It left Ireland, who had won two of their three matches, in the exciting position of ensuring England ended the campaign winless. What more motivation did they need?
A master display from fly-half Ollie Campbell, who scored a try, kicked a conversion and slotted over five penalties, plus a score from Fergus Slattery, confirmed a 25-15 win for Willie John McBride’s men.
In a tight tournament, France went on to lift the title on points difference – but it did not take away the special feeling of beating England.
A new hero
It is hard to think of Irish rugby pre-Brian O’Driscoll, such is the impact the great man has had, but his breakthrough in 2000 was one of the most special individual displays seen in the year five nations became six.
Ireland had not beaten France for 17 years but a new millennium brought fresh hope and O’Driscoll was at its heart – scoring three magical tries in the tight win.
England may have obliterated Ireland 50-18 on the opening weekend, but two convincing wins against Italy and Scotland got the men in green back on track.
France were a different proposition, but O’Driscoll did not flinch showing amazing pace, skill and tenacity – encapsulated brilliantly for the match-winner as he picked up a loose ball, burst through a gap and sped off to the line.
On the day Ireland won 27-25 and found a new hero, one who inspired a whole generation.
Johnson’s boys denied Grand Slam
Martin Johnson almost created a riot when his England side refused to move from what Ireland perceived to be their spot before the national anthems in 2003 – forcing then President Mary McAleese to muddy her shoes in her pre-match ceremonial introductions.
That day England ran riot, winning their long-coveted Grand Slam under Sir Clive Woodward. Wind the clock on eight years, and Ireland refused to let then-coach Johnson get his way again.
With the St Patrick’s Day party in full swing, Ireland had little left to play for other than pride – and revenge – as Johnson’s England looked to repeat that achievement and win the Grand Slam again.
But Ireland’s relentless refusal to lose saw them batter England in every department. Up front, their strength was mighty while their defence refused to let England’s playmakers settle.
Tommy Bowe and O’Driscoll scored the tries, while Jonathan Sexton was accurate with the boot in the convincing 24-8 victory.
England may have won the Six Nations, but Ireland made sure it was a St Patrick’s Day to remember.
BOD’s farewell party
Under head coach Joe Schmidt, Ireland were the coming force in a tight tournament.
In 2014, Ireland lost to England, but England lost to France, while France’s defeat to Wales left an exciting final day with three sides in contention.
England did their job, convincingly beating Italy in Rome, leaving France and Ireland’s contest in Paris as the decider.

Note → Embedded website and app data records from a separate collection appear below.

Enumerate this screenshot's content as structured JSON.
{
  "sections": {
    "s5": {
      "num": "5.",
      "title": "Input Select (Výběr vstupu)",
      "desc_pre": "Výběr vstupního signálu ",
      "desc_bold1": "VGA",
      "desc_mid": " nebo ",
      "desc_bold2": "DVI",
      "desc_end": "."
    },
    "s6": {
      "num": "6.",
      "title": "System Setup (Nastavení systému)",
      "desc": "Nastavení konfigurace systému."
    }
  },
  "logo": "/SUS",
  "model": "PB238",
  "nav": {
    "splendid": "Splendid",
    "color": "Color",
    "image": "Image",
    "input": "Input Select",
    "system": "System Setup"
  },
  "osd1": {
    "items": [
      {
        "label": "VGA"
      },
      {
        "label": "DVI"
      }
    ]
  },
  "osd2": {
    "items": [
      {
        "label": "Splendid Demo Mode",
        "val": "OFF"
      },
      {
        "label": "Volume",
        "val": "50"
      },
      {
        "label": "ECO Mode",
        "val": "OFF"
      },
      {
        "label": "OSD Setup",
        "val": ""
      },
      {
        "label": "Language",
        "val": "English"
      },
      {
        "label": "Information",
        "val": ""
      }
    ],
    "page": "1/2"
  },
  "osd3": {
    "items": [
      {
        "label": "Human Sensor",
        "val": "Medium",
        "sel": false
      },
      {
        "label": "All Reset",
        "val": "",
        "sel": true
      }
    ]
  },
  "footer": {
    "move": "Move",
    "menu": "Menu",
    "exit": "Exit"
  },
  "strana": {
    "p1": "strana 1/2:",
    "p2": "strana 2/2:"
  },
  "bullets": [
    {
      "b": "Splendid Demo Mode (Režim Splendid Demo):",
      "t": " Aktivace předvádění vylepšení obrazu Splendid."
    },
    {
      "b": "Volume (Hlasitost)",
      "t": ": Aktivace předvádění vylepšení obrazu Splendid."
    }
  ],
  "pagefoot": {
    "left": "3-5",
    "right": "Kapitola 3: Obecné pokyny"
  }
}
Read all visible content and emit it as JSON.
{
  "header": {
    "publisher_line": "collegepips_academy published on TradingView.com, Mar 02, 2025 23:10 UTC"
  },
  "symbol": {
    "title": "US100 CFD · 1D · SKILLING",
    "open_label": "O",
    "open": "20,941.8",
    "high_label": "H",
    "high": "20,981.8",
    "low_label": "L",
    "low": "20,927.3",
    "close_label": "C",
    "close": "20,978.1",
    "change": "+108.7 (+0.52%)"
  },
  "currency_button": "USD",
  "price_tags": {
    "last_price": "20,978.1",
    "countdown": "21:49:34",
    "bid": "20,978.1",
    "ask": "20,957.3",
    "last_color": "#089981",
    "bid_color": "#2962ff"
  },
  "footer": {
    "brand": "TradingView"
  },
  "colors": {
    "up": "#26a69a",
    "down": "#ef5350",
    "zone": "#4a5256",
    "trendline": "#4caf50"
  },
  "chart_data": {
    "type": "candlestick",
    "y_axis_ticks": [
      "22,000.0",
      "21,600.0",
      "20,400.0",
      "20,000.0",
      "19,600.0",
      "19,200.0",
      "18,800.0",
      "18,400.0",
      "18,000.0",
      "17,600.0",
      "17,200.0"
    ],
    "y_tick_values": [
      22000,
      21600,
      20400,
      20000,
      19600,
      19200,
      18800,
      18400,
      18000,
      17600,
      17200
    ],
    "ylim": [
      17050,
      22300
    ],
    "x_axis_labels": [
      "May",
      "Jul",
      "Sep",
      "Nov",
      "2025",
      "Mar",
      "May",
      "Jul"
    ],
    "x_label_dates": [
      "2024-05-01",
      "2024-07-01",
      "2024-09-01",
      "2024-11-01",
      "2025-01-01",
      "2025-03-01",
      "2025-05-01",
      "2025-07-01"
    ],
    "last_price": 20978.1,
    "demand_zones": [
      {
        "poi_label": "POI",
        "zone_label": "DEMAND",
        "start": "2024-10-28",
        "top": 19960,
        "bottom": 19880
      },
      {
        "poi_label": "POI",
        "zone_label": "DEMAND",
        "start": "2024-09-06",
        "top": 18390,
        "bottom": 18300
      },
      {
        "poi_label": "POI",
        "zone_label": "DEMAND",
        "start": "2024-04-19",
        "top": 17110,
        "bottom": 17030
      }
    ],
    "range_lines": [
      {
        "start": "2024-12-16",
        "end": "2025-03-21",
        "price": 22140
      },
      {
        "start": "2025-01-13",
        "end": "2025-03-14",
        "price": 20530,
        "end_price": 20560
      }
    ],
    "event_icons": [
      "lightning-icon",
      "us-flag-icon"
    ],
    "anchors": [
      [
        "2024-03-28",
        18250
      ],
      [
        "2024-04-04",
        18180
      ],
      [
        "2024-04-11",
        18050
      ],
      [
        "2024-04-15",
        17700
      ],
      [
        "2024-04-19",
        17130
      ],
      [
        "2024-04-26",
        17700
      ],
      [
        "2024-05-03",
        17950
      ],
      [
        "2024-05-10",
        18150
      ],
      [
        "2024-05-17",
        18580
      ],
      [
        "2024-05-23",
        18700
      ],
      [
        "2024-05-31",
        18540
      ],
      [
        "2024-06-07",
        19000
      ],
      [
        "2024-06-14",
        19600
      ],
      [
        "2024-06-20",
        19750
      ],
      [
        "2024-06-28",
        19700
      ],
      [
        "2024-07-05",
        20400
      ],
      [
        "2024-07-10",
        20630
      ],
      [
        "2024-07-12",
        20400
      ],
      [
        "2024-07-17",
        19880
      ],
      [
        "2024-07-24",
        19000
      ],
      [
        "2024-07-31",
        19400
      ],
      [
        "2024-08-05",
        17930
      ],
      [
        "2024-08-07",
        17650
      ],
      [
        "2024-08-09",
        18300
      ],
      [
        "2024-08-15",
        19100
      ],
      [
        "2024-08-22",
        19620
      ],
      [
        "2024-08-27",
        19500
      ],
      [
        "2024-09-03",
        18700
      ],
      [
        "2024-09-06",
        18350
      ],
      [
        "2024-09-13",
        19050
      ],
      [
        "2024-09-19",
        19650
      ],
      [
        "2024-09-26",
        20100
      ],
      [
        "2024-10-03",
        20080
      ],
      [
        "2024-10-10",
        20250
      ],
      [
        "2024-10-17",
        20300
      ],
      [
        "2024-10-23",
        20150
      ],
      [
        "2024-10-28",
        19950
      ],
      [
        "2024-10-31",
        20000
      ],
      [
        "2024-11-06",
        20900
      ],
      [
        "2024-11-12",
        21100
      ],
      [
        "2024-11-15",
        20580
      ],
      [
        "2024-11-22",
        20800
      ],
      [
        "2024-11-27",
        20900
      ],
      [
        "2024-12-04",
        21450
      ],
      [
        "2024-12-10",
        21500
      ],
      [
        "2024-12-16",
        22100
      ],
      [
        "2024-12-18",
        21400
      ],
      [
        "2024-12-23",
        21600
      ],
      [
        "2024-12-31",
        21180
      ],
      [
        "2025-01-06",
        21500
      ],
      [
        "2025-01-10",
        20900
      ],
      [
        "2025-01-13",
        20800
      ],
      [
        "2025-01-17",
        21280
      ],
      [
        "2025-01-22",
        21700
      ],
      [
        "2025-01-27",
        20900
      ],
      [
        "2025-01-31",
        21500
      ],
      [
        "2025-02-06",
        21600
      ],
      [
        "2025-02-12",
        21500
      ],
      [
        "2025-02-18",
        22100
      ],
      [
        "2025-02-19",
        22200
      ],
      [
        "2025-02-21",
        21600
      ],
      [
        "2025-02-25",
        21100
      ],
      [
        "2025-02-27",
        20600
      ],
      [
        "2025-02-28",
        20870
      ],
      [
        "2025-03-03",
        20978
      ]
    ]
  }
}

And what a decider it was. Sexton’s try cancelled out two early penalties from Maxime Machenaud before Andrew Trimble crossed minutes later.
— Irish Rugby (@IrishRugby) March 14, 2017
France regained their composure and hit back through Brice Dulin – leading 13-12 at the break – but the inspirational Sexton grabbed his second to lead at the break.
France reduced the gap through hooker Dimitri Szarzewski, creating a tense and nervy final 20 minutes.
But Ireland, marshalled by the great O’Driscoll, hung on – lifting the title for the first time in five years and giving O’Driscoll the greatest send off.